8 Grant Writing Myths Holding You Back

In my many years of teaching about the world of grants, I have come across eight recurring myths that can derail your proposal writing efforts. When I began writing proposals, I too sometimes felt lost. I knew though that I needed to win grants to be able to creatively enhance the lives of others, and to advance my career. The more proposals I wrote, the easier the task became. Soon, I stopped counting how much money I had received, and turned my attention to teaching others this skill. Today, I conduct workshops on grant seeking and proposal writing around the world. Through these seminars, I have encountered many rumors and myths. I hope you can benefit from my experience by seeing through these false assumptions:

  1. Money is scarce and grants are difficult to receive as a new grantee.

    Wrong. In 2013 more than $855 billion was awarded in grants, with $520 billion from the Federal Government and $65 billion from foundations and corporations. The remaining funds were from individual donors and bequests. More applications are submitted now than ever before, which make competition difficult. However, donors tend to favor excellent proposals from new grantees and investigators to support original ideas.

  2. Grants are about money to fortify our budget.

    Wrong. Grants are about good ideas that lack the money to be executed. However, good ideas need to be effectively researched, developed and written in terms that are compelling and convincing. Further, good ideas must have an excellent presentation to attract the attention of the donor.

  3. Grants are awarded to those who have the greatest need.

    Wrong. Grants are awarded to those who have the ability to deliver on the donor’s interests. Frequently, donors are looking for applicants that demonstrate credibility, strength, ability, and commitment. You must also parallel the donor’s goals with yours. In other words, make the match between you and the donor.

  4. Prestigious institutions get all the money, no one else has a chance.

    Wrong. The big-name institutions often have proven to be good stewards of the grants they receive; they are credible for delivering, and for complying with the donor’s guidelines. This is why donors continue to fund their efforts. However, many relatively unknown institutions do the same and have earned the confidence of their donors. Don’t be intimidated by the reputation of prestigious institutions. At the end of the day, the money goes to those who have established credibility, have a quality proposal, and deliver on the promises made to the donor.

  5. Writing a proposal is hard.

    Wrong. Most people confuse something that is time-consuming with something that is difficult. Writing a proposal will take quite a bit of time, relative to the product. Like anything else, the writing process can be made easier through practice and patience, and by using the proper mechanics, techniques, and grammar. Most importantly, if you are passionate about your subject, writing a proposal can be a much easier undertaking.

  6. We can put a winning proposal together in a couple of weeks.

    Wrong. Certainly, a proposal can be composed in a couple of weeks, but the quality will suffer heavily. Grant complexity varies, and some may take months to complete.

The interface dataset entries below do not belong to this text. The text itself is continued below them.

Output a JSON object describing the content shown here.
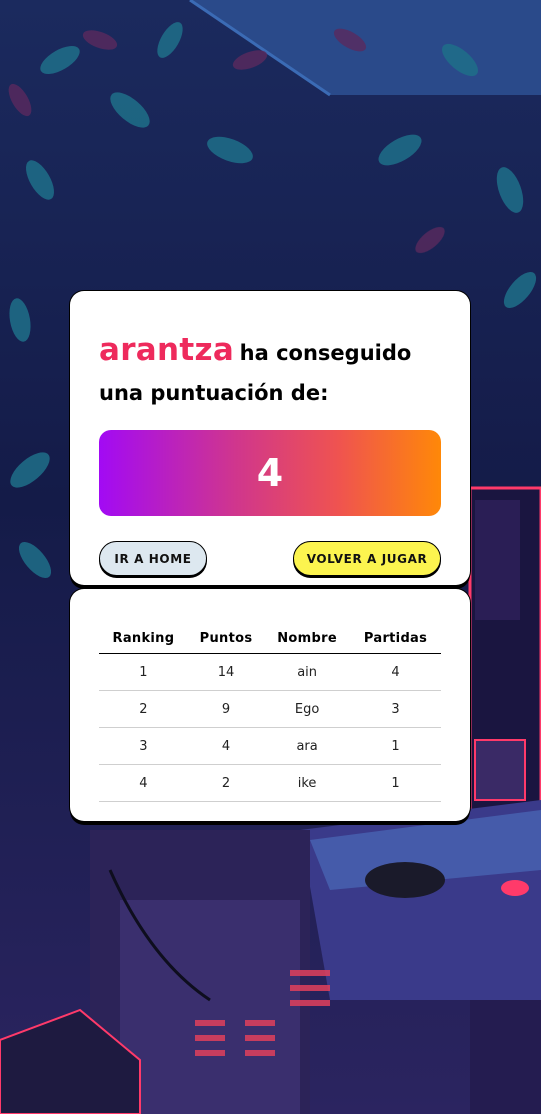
{
  "result": {
    "player_name": "arantza",
    "message": "ha conseguido una puntuación de:",
    "score": "4"
  },
  "actions": {
    "home_label": "IR A HOME",
    "replay_label": "VOLVER A JUGAR"
  },
  "ranking": {
    "headers": [
      "Ranking",
      "Puntos",
      "Nombre",
      "Partidas"
    ],
    "rows": [
      [
        "1",
        "14",
        "ain",
        "4"
      ],
      [
        "2",
        "9",
        "Ego",
        "3"
      ],
      [
        "3",
        "4",
        "ara",
        "1"
      ],
      [
        "4",
        "2",
        "ike",
        "1"
      ]
    ]
  },
  "colors": {
    "player_name": "#ee2a5c",
    "home_button": "#dde8f0",
    "replay_button": "#fcf44f",
    "score_gradient": [
      "#a20af4",
      "#ff8808"
    ]
  }
}
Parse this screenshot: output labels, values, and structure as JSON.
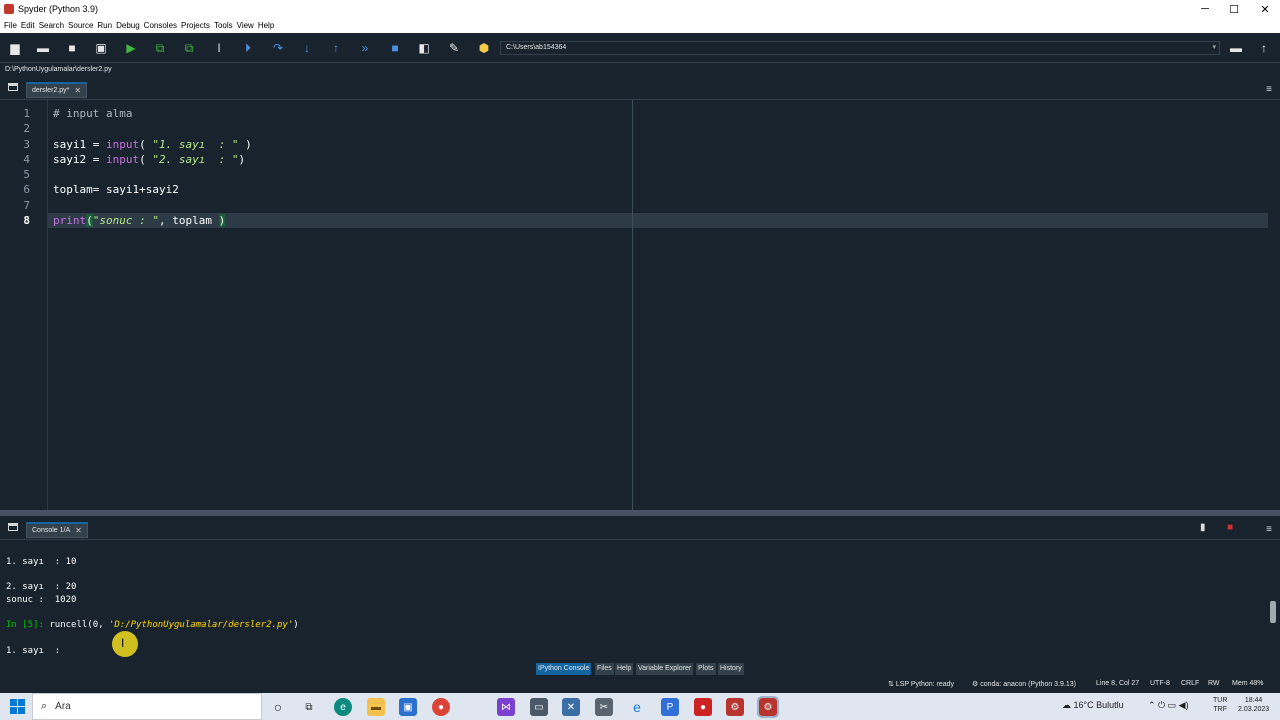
{
  "window": {
    "title": "Spyder (Python 3.9)",
    "controls": {
      "minimize": "─",
      "maximize": "☐",
      "close": "✕"
    }
  },
  "menu": [
    "File",
    "Edit",
    "Search",
    "Source",
    "Run",
    "Debug",
    "Consoles",
    "Projects",
    "Tools",
    "View",
    "Help"
  ],
  "toolbar": {
    "working_dir": "C:\\Users\\ab154364",
    "icons": [
      "new-file-icon",
      "open-file-icon",
      "save-icon",
      "save-all-icon",
      "run-icon",
      "run-cell-icon",
      "run-cell-advance-icon",
      "run-selection-icon",
      "debug-icon",
      "step-icon",
      "step-into-icon",
      "step-return-icon",
      "continue-icon",
      "stop-icon",
      "maximize-pane-icon",
      "preferences-icon",
      "python-path-icon"
    ]
  },
  "editor": {
    "file_path": "D:\\PythonUygulamalar\\dersler2.py",
    "tab_label": "dersler2.py*",
    "line_numbers": [
      "1",
      "2",
      "3",
      "4",
      "5",
      "6",
      "7",
      "8"
    ],
    "current_line": "8",
    "lines": {
      "l1": "# input alma",
      "l3_a": "sayi1 = ",
      "l3_fn": "input",
      "l3_b": "( ",
      "l3_str": "\"1. sayı  : \"",
      "l3_c": " )",
      "l4_a": "sayi2 = ",
      "l4_fn": "input",
      "l4_b": "( ",
      "l4_str": "\"2. sayı  : \"",
      "l4_c": ")",
      "l6": "toplam= sayi1+sayi2",
      "l8_fn": "print",
      "l8_open": "(",
      "l8_str": "\"sonuc : \"",
      "l8_b": ", toplam ",
      "l8_close": ")"
    }
  },
  "console": {
    "tab_label": "Console 1/A",
    "output": {
      "o1": "1. sayı  : 10",
      "o2": "2. sayı  : 20",
      "o3": "sonuc :  1020",
      "prompt": "In [5]: ",
      "cmd_a": "runcell(0, ",
      "cmd_path": "'D:/PythonUygulamalar/dersler2.py'",
      "cmd_b": ")",
      "o4": "1. sayı  :"
    }
  },
  "bottom_tabs": [
    "IPython Console",
    "Files",
    "Help",
    "Variable Explorer",
    "Plots",
    "History"
  ],
  "active_bottom_tab": "IPython Console",
  "status": {
    "lsp": "LSP Python: ready",
    "conda": "conda: anacon (Python 3.9.13)",
    "position": "Line 8, Col 27",
    "encoding": "UTF-8",
    "eol": "CRLF",
    "rw": "RW",
    "mem": "Mem 48%"
  },
  "taskbar": {
    "search_placeholder": "Ara",
    "weather": "16°C  Bulutlu",
    "lang": "TUR",
    "lang2": "TRF",
    "time": "18:44",
    "date": "2.03.2023",
    "colors": {
      "accent": "#0078d4",
      "background": "#dfe6ef"
    }
  },
  "colors": {
    "editor_bg": "#19232d",
    "keyword_builtin": "#c670e0",
    "string": "#b0e686",
    "console_prompt": "#00c000",
    "console_path": "#ffd700",
    "active_tab": "#1464a0"
  }
}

It takes time to do the research on your topic, assemble the right team, and gather institutional buy-in. The final processes of writing the proposal, discussing it with the donor, rewriting, and editing can take weeks. Meanwhile, your competition has probably taken the time to do it right. If you ask yourself whether you can still compete with them and the answer is no, wait until the next cycle and do it right.

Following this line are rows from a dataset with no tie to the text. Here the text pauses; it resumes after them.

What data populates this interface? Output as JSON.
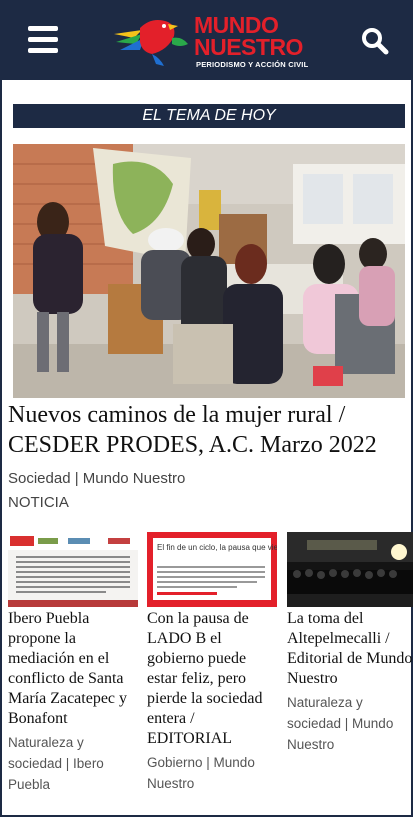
{
  "header": {
    "logo_line1": "MUNDO",
    "logo_line2": "NUESTRO",
    "logo_tagline": "PERIODISMO Y ACCIÓN CIVIL",
    "menu_icon": "hamburger-menu-icon",
    "search_icon": "search-icon",
    "bg_color": "#1d2a44",
    "brand_color": "#e3202a"
  },
  "topic": {
    "label": "EL TEMA DE HOY"
  },
  "featured": {
    "title": "Nuevos caminos de la mujer rural / CESDER PRODES, A.C. Marzo 2022",
    "meta": "Sociedad | Mundo Nuestro",
    "tag": "NOTICIA"
  },
  "articles": [
    {
      "title": "Ibero Puebla propone la mediación en el conflicto de Santa María Zacatepec y Bonafont",
      "meta": "Naturaleza y sociedad | Ibero Puebla"
    },
    {
      "title": "Con la pausa de LADO B el gobierno puede estar feliz, pero pierde la sociedad entera / EDITORIAL",
      "meta": "Gobierno | Mundo Nuestro",
      "thumb_text_a": "El fin de un ciclo, la pausa que viene para LADO B"
    },
    {
      "title": "La toma del Altepelmecalli / Editorial de Mundo Nuestro",
      "meta": "Naturaleza y sociedad | Mundo Nuestro"
    }
  ]
}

  7. To win grants, I need to apply to as many programs as possible.

    Wrong. Many institutions and individuals believe a shotgun approach is the way to get funded. The true results are a burned-out staff, multiple failures, and disillusionment. Instead, how about writing five proposals to receive three grants? If you produce quality work and make the proper match between you and the donor, this is entirely possible. Remember to ask yourself: “Is this the best work that I or my team is capable of?” If the answer is yes, you are ready to submit a quality grant, and greatly increase your chances for being funded

  8. I have to write the proposal all by myself.

    Wrong. Proposal writing is a team effort. It will involve collaborators, partners, departments throughout your institution, fiscal officers, evaluators, graphic designers, and editors. It takes a community to write a quality proposal that will overtake the competition.

Buying into any of these myths can stifle your efforts to write proposals. Debunking them can allow you to clear the path toward a rewarding effort that gives you freedom, flexibility, and credibility.

Mathilda Harris

Over the past 18 years, she has written grants, conducted capital campaigns, developed strategic plans for grant procurement, and assisted individuals and institutions to write winning proposals for various donors.

3 comments on “8 Grant Writing Myths Holding You Back

  1. Thank you for the information Hope 4 the Hood is a 501c3 but have never received any funding . I am a mother on a mission after my son was jailed . We take Jesus into juvenile jails as funds allow which I try at least twice a month . The kids contact me on face book and we work with them …Thank you for your time …

    God Bless You ,
    Rita Pearson Founder

  2. “Is this the best I can do?” is a question that, coincidentally, I try to ask myself often. I think an honest answer will get better results. Thank you for the post!

Leave a Reply

Your email address will not be published.